The next step is a key one that should not be overlooked — the need to educate users from both companies of the changes being made.
Step 8: Educate Users
You’ve completed your vulnerability management program, but it’s important to educate all the users of the network about the changes. During the process of acquiring a company, policies, processes, and other aspects are often updated. The last step in the process is to inform the users for the new and old company of the changes. Within your report, explain to the acquisition managers the requirements for training the workforce.
When you’ve completed this step, move to the final section of this project, in which you will prepare and submit your final report.
Step 9: Prepare and Submit Your Report, Executive Briefing, and Executive Summary
You’re ready now for the final step, in which you will compile and deliver the Cybersecurity for a Successful Acquisition report for the company leaders to enable them to understand the required cybersecurity strategy.
Again, keep in mind that companies undergoing an acquisition or merger are more prone to cyberattacks. The purpose of this paper is to analyze the security posture of both companies and to develop a plan to reduce the possibility of an attack.
The assignments for this project are as follows:
- Executive briefing: This is a three- to five-slide visual presentation for business executives and board members.
- Executive summary: This is a one-page summary at the beginning of your report.
- Cybersecurity System Security Report for Successful Acquisition: Your report should be a minimum 12-page double-spaced Word document with citations in APA format.

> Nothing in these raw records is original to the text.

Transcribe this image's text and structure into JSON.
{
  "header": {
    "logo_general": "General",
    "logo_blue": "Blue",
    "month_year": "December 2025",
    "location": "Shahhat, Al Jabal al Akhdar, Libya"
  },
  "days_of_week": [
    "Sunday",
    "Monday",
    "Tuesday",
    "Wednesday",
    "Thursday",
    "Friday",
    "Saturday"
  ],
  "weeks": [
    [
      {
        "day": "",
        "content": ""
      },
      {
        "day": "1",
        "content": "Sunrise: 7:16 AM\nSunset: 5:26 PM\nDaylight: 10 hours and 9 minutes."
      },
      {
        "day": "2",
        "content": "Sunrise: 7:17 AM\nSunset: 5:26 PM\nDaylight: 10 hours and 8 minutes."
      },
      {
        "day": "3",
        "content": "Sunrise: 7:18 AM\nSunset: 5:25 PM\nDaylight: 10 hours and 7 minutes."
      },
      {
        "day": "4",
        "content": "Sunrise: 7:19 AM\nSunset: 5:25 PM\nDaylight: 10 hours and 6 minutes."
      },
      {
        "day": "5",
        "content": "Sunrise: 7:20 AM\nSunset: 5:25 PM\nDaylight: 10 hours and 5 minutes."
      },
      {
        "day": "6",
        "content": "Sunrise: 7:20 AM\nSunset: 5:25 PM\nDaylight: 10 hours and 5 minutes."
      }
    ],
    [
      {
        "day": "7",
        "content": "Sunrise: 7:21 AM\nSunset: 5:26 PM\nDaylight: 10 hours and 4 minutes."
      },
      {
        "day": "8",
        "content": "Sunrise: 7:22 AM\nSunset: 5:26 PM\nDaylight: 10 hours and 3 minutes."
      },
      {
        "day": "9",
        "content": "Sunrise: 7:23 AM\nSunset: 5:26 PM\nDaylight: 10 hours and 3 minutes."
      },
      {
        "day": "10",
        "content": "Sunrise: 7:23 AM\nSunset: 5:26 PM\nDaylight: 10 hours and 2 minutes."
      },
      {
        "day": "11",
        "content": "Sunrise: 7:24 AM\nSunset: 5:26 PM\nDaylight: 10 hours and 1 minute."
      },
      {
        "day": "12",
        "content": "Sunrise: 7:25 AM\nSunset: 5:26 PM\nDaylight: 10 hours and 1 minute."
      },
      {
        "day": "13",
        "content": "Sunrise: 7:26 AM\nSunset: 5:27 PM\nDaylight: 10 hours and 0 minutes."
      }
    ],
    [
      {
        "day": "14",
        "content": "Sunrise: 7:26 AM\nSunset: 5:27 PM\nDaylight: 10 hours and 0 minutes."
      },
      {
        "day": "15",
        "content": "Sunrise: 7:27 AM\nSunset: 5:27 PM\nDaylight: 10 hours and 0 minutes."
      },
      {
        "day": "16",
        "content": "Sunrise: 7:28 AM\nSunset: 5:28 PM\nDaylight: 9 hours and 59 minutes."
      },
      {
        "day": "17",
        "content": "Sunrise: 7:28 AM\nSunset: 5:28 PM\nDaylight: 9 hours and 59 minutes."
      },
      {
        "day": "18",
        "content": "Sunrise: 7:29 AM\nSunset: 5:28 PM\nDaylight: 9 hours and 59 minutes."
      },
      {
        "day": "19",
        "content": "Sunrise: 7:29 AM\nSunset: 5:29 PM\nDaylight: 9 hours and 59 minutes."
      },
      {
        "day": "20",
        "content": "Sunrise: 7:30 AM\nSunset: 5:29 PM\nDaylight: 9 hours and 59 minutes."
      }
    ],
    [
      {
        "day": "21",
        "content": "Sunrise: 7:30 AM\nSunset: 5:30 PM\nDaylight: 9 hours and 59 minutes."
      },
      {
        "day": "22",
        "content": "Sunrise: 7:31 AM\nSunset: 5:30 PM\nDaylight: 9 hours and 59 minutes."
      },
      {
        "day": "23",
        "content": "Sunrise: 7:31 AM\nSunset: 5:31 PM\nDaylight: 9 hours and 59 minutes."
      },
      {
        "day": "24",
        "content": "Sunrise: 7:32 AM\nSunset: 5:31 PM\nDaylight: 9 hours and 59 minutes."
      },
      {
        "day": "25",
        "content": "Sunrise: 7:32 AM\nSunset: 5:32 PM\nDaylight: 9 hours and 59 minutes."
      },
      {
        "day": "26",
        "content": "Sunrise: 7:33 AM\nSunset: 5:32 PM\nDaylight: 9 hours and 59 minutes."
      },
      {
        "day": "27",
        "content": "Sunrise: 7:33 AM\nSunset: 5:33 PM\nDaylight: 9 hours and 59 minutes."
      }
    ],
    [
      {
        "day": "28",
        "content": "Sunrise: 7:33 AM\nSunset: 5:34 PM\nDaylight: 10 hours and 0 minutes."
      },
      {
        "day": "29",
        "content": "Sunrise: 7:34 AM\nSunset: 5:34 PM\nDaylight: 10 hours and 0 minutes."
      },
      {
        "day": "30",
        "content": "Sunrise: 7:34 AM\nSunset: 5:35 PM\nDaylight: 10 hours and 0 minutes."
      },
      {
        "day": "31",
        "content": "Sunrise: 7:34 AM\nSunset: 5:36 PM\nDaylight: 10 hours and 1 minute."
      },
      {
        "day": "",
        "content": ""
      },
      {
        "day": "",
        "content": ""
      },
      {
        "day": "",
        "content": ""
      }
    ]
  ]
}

The page count does not include figures, diagrams, tables or citations.
Submit all three components to the assignment folder.
Deliverables: Cybersecurity for a Successful Acquisition, Slides to Support Executive Briefing
Before you submit your assignment, review the competencies below, which your instructor will use to evaluate your work. A good practice would be to use each competency as a self-check to confirm you have incorporated all of them in your work.
- 1.1: Organize document or presentation in a manner that promotes understanding and meets the requirements of the assignment.
- 1.2: Develop coherent paragraphs or points to be internally unified and function as part of the whole document or presentation.
- 1.3: Provide sufficient, correctly cited support that substantiates the writer’s ideas.
- 1.4: Tailor communications to the audience.
- 1.5: Use sentence structure appropriate to the task, message and audience.
- 1.6: Follow conventions of Standard Written English.
- 1.7: Create neat and professional looking documents appropriate for the project.
- 1.8: Create clear oral messages.
- 2.1: Identify and clearly explain the issue, question, or problem under critical consideration.
- 2.2: Locate and access sufficient information to investigate the issue or problem.
- 2.3: Evaluate the information in a logical and organized manner to determine its value and relevance to the problem.
- 2.4: Consider and analyze information in context to the issue or problem.
- 2.5: Develop well-reasoned ideas, conclusions or decisions, checking them against relevant criteria and benchmarks.
- 5.9: Manages and administers integrated methods, enabling the organization to identify, capture, catalog, classify, retrieve, and share intellectual capital and information content.
- 7.3: Knowledge of methods and tools used for risk management and mitigation of risk.
- 8.7: Provide theoretical basis and practical assistance for all aspects of digital investigation and the use of computer evidence in forensics and law enforcement.